• What the task requires:
Check every line of the following material for the word "section", then say how many have it, with no other words.
========
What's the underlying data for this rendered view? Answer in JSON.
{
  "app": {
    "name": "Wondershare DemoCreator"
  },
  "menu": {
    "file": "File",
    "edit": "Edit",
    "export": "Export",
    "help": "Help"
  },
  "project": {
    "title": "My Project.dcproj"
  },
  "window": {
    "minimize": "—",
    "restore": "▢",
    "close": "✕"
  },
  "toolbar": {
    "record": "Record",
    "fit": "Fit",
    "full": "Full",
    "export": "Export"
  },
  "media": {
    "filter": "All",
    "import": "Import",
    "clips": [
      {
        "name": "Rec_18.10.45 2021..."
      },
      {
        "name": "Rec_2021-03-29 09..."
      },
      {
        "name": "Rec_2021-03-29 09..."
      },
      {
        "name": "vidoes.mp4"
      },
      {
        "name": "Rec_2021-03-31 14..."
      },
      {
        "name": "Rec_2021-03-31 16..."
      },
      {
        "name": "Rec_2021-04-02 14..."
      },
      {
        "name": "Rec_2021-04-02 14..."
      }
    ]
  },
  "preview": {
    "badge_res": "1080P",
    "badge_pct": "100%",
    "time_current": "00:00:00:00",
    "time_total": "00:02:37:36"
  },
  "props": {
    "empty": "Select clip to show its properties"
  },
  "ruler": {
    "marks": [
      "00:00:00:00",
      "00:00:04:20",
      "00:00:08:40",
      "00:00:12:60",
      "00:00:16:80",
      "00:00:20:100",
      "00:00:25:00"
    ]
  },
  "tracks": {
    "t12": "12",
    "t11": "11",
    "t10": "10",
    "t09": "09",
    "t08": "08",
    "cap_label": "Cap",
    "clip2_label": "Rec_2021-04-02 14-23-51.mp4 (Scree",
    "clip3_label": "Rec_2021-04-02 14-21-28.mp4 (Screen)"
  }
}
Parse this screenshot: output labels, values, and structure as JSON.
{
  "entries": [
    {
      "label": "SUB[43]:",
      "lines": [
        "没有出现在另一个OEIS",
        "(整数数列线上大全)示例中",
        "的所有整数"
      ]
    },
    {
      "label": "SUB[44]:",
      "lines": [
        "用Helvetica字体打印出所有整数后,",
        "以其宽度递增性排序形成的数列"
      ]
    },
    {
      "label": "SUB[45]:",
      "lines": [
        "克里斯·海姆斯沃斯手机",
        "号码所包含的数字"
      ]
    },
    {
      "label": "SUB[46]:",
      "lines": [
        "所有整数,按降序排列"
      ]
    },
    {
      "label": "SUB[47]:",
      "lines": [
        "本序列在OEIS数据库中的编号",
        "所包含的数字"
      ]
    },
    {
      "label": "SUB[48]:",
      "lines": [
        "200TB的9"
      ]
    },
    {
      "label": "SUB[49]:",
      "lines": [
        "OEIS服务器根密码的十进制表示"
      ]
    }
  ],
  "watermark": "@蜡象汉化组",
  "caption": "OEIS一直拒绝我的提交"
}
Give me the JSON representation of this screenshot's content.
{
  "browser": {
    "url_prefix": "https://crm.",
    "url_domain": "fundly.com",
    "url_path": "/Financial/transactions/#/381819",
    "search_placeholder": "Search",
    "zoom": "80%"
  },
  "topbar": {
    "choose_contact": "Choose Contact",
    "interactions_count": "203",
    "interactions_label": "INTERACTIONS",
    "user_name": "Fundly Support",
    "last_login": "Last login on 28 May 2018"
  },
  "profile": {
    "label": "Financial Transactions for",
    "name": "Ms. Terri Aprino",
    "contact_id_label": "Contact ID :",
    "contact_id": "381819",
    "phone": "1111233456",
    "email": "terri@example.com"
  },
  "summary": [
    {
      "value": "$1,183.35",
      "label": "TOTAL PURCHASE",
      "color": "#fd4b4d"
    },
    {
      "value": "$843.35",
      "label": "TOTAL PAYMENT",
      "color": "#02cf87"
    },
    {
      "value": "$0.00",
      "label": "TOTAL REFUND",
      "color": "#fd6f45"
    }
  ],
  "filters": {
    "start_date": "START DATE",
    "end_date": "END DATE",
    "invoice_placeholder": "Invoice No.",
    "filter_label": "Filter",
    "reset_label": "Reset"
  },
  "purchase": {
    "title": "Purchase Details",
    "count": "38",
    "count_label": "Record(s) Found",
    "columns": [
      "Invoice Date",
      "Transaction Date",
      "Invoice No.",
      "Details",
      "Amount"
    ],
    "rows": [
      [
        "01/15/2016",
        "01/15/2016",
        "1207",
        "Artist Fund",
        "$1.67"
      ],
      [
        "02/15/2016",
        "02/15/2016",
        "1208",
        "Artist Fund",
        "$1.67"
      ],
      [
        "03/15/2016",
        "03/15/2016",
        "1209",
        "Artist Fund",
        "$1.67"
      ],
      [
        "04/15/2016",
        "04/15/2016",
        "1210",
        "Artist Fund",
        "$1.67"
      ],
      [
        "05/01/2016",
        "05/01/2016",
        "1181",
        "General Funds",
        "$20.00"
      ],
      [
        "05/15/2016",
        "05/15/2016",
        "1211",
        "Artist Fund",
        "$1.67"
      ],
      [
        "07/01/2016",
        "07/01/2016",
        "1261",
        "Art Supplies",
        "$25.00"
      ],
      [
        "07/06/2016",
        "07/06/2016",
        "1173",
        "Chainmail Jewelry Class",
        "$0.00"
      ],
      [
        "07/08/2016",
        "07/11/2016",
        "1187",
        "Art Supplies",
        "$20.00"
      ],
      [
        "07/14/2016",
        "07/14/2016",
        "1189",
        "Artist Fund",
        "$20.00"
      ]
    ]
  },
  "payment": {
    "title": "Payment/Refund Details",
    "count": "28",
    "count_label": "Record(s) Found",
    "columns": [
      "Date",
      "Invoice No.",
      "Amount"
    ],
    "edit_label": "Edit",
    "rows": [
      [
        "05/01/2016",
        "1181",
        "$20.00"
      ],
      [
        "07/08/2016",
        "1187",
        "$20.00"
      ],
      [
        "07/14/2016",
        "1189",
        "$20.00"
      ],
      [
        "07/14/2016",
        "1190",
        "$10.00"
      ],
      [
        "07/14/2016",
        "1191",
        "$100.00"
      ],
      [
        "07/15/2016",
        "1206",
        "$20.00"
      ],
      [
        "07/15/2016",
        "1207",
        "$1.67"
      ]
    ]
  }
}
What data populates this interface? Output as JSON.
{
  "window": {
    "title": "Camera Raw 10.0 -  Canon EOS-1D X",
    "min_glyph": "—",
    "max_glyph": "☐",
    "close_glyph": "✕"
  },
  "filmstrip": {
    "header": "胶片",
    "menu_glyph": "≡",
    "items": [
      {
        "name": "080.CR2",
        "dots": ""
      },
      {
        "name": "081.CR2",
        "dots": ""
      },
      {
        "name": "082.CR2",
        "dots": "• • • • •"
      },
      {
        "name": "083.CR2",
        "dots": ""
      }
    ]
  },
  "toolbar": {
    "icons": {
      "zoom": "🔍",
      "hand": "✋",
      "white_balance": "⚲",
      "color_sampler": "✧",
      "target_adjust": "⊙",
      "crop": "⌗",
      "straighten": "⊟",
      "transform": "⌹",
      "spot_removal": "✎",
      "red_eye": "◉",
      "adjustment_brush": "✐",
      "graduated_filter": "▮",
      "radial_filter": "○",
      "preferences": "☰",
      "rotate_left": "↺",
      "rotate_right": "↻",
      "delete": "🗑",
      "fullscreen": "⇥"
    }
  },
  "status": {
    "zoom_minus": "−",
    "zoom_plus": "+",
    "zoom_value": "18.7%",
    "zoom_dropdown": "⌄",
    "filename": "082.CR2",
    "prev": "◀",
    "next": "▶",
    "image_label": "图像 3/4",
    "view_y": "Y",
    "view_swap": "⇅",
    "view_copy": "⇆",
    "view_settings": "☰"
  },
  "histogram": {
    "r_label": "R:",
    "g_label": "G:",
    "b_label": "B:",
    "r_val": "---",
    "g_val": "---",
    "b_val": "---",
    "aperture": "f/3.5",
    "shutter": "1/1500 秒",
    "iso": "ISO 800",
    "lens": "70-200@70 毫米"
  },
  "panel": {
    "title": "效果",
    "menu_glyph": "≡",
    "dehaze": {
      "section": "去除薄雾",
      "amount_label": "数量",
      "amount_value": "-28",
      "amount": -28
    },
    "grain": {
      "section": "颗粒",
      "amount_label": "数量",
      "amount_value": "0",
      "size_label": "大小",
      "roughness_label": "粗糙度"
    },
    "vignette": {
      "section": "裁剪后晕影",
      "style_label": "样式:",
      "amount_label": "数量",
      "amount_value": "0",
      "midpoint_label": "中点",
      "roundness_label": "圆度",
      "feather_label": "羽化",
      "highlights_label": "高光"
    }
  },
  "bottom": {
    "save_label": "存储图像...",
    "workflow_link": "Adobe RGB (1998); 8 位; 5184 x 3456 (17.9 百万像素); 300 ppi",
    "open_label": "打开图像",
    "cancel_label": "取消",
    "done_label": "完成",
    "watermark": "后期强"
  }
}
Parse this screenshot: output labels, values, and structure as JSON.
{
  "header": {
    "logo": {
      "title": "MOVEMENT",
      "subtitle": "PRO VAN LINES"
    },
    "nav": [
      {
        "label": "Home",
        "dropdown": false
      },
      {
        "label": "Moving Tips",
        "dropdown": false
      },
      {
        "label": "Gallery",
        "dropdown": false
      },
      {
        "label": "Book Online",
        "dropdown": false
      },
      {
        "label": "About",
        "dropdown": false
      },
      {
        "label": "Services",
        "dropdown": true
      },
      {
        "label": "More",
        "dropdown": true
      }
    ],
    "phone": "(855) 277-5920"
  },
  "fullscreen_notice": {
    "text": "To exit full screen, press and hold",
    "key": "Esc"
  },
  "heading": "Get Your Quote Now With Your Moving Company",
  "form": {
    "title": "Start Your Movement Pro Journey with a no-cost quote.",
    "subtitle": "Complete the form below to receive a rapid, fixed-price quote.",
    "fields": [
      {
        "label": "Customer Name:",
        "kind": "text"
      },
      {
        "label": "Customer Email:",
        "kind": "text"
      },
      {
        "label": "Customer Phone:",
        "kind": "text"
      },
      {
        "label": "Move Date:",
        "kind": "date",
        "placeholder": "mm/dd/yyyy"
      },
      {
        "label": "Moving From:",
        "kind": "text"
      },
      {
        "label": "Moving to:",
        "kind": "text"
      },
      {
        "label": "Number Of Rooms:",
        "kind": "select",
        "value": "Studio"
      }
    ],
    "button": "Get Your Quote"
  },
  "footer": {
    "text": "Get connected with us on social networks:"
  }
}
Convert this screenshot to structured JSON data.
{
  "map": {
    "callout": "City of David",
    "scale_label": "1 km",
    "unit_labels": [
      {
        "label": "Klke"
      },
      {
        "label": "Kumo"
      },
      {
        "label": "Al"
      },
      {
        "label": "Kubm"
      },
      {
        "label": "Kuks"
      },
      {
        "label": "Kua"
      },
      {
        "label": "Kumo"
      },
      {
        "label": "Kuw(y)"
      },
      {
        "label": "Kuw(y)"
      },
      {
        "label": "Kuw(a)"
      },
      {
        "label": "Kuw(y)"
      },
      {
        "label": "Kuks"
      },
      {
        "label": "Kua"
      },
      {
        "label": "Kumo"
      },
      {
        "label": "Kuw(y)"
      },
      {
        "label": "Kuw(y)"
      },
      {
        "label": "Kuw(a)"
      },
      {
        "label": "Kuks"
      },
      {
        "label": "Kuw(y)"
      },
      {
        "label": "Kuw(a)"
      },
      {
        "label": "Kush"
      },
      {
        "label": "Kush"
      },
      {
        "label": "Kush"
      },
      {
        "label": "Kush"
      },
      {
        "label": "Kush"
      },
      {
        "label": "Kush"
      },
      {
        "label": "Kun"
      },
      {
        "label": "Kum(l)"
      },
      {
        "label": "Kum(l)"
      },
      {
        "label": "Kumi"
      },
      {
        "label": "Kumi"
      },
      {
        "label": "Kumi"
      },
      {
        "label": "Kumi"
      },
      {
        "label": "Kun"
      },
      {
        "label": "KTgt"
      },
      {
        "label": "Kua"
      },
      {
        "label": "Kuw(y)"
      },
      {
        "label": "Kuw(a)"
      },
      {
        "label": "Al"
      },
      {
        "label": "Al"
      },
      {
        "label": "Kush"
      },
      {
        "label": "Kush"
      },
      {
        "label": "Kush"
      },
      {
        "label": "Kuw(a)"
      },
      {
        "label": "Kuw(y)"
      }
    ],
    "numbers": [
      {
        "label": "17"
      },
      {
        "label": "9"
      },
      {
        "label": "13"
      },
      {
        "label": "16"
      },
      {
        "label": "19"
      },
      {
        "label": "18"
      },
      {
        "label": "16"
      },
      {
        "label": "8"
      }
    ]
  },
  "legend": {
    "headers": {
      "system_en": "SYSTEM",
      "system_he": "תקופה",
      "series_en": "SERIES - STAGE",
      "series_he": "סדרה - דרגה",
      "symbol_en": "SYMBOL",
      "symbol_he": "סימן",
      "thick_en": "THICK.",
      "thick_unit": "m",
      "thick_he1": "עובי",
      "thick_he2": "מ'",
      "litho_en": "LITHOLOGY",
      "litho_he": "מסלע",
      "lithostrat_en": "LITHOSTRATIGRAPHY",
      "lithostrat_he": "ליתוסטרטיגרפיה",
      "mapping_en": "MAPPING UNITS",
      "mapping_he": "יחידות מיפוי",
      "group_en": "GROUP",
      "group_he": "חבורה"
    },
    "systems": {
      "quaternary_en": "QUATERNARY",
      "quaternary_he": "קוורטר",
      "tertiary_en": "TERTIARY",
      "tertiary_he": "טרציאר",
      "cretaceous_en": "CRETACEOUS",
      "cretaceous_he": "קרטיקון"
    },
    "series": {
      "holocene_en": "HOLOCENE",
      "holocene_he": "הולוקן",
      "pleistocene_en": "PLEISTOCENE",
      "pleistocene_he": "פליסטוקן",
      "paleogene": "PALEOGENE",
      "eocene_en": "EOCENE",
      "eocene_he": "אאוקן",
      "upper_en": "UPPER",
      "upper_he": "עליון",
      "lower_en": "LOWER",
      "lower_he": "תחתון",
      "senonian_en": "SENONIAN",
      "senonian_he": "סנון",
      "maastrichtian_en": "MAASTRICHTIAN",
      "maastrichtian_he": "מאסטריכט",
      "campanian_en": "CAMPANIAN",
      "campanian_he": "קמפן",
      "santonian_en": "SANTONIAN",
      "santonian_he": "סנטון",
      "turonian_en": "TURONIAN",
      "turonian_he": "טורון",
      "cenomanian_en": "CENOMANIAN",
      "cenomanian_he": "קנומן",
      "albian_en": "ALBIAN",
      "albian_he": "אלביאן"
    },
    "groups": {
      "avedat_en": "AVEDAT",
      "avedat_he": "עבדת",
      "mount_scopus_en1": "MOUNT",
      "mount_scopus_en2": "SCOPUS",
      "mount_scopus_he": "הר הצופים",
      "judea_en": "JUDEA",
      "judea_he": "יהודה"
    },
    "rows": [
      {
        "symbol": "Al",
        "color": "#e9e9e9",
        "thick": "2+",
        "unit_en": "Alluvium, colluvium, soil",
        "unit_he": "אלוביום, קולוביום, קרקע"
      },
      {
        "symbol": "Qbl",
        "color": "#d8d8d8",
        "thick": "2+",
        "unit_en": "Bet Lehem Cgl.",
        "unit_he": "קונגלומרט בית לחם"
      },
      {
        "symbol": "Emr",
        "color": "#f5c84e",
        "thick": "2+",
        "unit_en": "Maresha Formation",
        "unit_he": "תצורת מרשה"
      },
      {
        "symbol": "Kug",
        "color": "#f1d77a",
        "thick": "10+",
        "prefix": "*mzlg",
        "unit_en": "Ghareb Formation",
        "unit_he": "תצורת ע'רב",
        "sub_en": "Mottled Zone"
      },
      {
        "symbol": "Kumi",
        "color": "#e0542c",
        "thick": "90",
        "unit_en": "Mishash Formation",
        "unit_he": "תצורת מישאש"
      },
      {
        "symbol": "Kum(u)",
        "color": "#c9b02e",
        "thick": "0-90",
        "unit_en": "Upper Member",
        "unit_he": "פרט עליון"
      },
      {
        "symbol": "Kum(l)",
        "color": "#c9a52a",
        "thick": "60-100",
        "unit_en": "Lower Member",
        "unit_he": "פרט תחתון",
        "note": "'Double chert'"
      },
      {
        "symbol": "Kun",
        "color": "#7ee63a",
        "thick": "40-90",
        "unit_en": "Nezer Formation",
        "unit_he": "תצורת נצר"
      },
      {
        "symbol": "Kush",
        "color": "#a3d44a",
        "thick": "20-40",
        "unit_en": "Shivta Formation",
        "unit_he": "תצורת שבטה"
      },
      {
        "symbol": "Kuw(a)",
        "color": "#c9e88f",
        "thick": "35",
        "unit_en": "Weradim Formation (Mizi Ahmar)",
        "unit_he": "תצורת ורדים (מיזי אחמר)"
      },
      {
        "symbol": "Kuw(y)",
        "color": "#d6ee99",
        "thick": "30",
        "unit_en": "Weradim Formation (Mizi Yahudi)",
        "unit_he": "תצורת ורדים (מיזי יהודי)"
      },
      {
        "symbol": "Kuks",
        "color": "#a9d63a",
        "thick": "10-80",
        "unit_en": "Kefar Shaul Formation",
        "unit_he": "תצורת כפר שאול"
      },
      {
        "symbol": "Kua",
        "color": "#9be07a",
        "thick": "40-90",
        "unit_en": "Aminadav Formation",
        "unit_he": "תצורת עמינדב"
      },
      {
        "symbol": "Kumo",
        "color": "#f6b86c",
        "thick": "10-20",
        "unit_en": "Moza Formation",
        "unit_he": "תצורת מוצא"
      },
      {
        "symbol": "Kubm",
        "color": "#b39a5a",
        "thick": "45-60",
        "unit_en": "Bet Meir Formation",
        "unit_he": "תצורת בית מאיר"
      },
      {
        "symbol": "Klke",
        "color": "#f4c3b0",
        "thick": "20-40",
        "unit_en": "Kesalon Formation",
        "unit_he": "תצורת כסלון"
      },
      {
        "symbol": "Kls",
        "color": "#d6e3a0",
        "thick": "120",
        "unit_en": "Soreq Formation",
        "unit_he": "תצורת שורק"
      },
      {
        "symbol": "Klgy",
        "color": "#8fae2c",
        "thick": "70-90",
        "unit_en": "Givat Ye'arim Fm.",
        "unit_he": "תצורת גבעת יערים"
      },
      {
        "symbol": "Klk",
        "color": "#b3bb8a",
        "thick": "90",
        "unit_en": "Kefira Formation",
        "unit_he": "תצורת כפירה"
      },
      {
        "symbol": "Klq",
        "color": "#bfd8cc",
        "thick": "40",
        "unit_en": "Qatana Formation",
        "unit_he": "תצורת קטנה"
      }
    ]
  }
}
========
• Problem solution:
3